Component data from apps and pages
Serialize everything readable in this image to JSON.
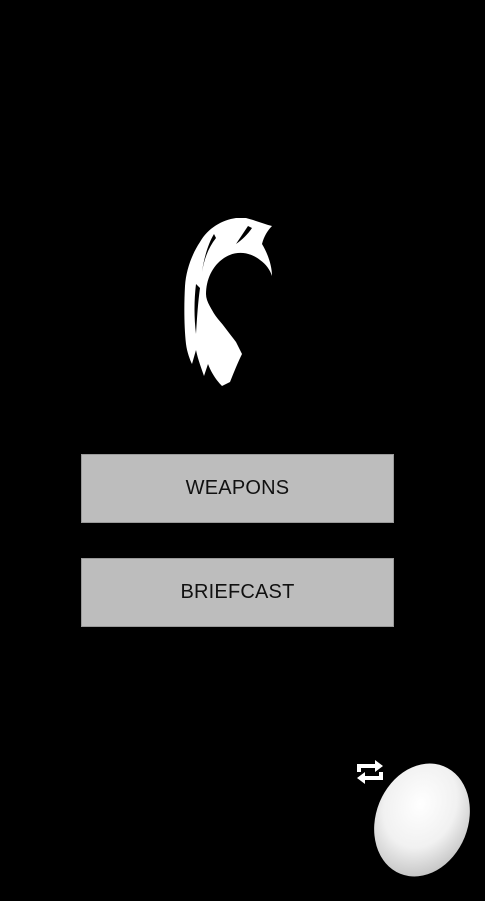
{
  "menu": {
    "weapons_label": "WEAPONS",
    "briefcase_label": "BRIEFCAST"
  },
  "icons": {
    "logo": "hooded-figure-icon",
    "refresh": "refresh-icon",
    "egg": "egg-icon"
  },
  "colors": {
    "background": "#000000",
    "button_fill": "#bdbdbd",
    "button_text": "#111111",
    "logo": "#ffffff"
  }
}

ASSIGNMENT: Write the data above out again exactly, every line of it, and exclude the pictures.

EXERCISE SOLUTION:
Serialize everything readable in this image to JSON.
{
  "menu": {
    "weapons_label": "WEAPONS",
    "briefcase_label": "BRIEFCAST"
  },
  "icons": {
    "logo": "hooded-figure-icon",
    "refresh": "refresh-icon",
    "egg": "egg-icon"
  },
  "colors": {
    "background": "#000000",
    "button_fill": "#bdbdbd",
    "button_text": "#111111",
    "logo": "#ffffff"
  }
}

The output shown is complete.